Work item: Each line in the entries below that holds the string "description" is to be listed.
Record set section start
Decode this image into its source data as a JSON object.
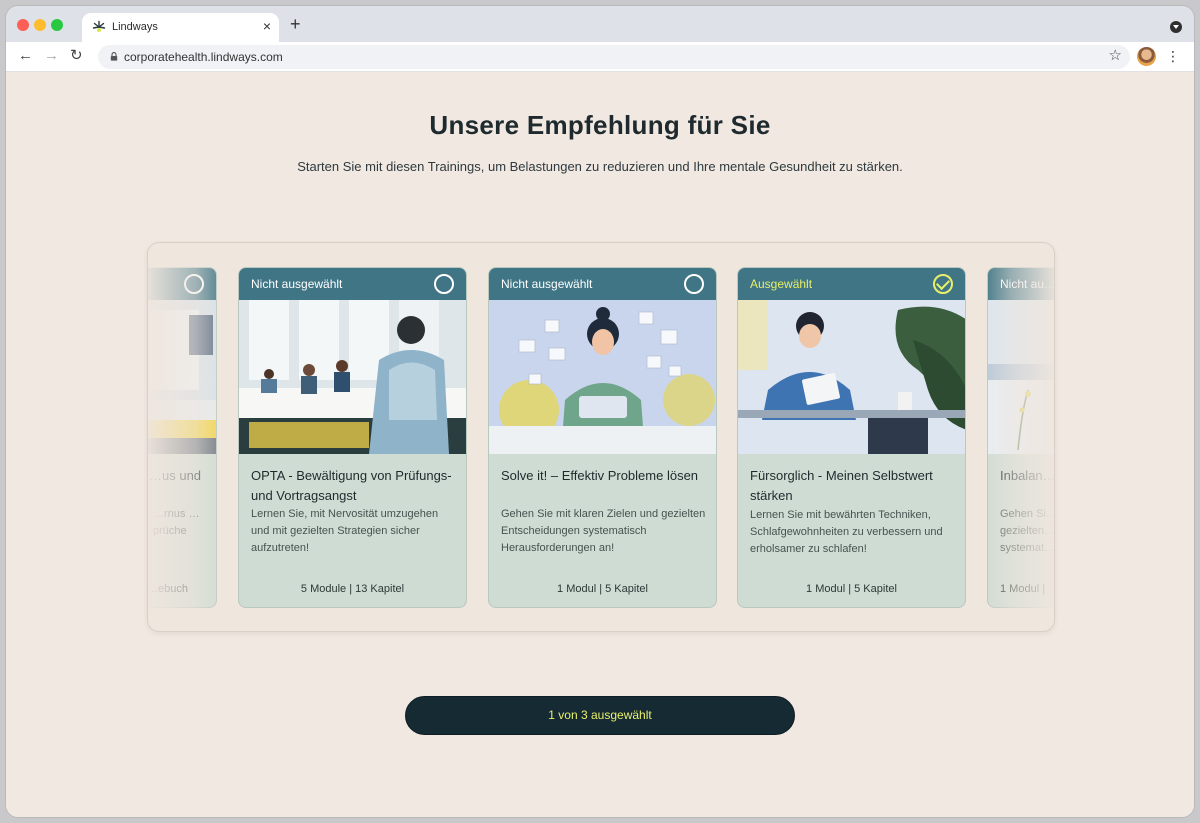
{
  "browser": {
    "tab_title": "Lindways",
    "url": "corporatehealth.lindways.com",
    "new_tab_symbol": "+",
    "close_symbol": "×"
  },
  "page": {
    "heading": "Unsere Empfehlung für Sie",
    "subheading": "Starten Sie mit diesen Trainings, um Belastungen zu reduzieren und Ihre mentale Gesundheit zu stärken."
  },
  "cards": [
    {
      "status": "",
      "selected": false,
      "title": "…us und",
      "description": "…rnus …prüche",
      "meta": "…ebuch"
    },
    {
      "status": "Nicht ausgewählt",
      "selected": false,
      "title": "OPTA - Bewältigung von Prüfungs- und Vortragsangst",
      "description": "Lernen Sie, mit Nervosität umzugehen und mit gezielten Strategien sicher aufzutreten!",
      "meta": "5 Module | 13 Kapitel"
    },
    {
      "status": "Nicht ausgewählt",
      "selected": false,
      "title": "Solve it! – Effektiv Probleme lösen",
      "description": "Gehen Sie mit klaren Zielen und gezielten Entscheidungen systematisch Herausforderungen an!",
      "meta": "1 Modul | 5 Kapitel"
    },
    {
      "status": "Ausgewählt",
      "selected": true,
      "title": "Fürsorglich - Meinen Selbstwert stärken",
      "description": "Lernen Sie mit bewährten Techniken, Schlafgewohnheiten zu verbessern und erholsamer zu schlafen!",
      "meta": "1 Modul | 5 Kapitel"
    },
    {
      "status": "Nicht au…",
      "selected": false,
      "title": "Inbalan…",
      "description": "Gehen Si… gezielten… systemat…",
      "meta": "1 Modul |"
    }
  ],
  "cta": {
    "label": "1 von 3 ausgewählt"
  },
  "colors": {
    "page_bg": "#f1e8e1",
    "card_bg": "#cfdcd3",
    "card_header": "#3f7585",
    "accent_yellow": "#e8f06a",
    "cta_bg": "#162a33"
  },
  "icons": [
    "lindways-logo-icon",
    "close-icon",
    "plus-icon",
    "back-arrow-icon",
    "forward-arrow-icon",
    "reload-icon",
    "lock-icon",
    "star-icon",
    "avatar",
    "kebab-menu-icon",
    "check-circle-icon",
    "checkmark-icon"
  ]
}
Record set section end
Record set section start
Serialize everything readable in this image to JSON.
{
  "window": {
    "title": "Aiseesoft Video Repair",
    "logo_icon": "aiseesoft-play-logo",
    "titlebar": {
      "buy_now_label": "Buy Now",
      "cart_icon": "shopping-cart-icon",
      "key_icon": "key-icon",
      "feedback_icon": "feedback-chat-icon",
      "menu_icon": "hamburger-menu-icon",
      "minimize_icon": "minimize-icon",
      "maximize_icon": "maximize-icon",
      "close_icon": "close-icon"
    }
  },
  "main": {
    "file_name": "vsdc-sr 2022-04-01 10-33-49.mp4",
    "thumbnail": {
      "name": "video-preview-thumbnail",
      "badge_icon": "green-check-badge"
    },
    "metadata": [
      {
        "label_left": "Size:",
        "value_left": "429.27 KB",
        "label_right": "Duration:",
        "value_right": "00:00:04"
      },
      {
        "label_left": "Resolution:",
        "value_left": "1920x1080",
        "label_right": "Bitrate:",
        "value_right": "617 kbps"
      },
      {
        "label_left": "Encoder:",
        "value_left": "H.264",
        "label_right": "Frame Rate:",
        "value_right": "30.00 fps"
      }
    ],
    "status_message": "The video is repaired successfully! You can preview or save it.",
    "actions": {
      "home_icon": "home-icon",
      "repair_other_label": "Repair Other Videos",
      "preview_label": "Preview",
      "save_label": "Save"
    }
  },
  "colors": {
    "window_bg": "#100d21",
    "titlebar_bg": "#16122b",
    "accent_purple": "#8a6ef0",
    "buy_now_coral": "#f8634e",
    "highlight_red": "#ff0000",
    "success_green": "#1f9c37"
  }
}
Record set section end
Expected answer:
      "description": "…rnus …prüche",
      "description": "Lernen Sie, mit Nervosität umzugehen und mit gezielten Strategien sicher aufzutreten!",
      "description": "Gehen Sie mit klaren Zielen und gezielten Entscheidungen systematisch Herausforderungen an!",
      "description": "Lernen Sie mit bewährten Techniken, Schlafgewohnheiten zu verbessern und erholsamer zu schlafen!",
      "description": "Gehen Si… gezielten… systemat…",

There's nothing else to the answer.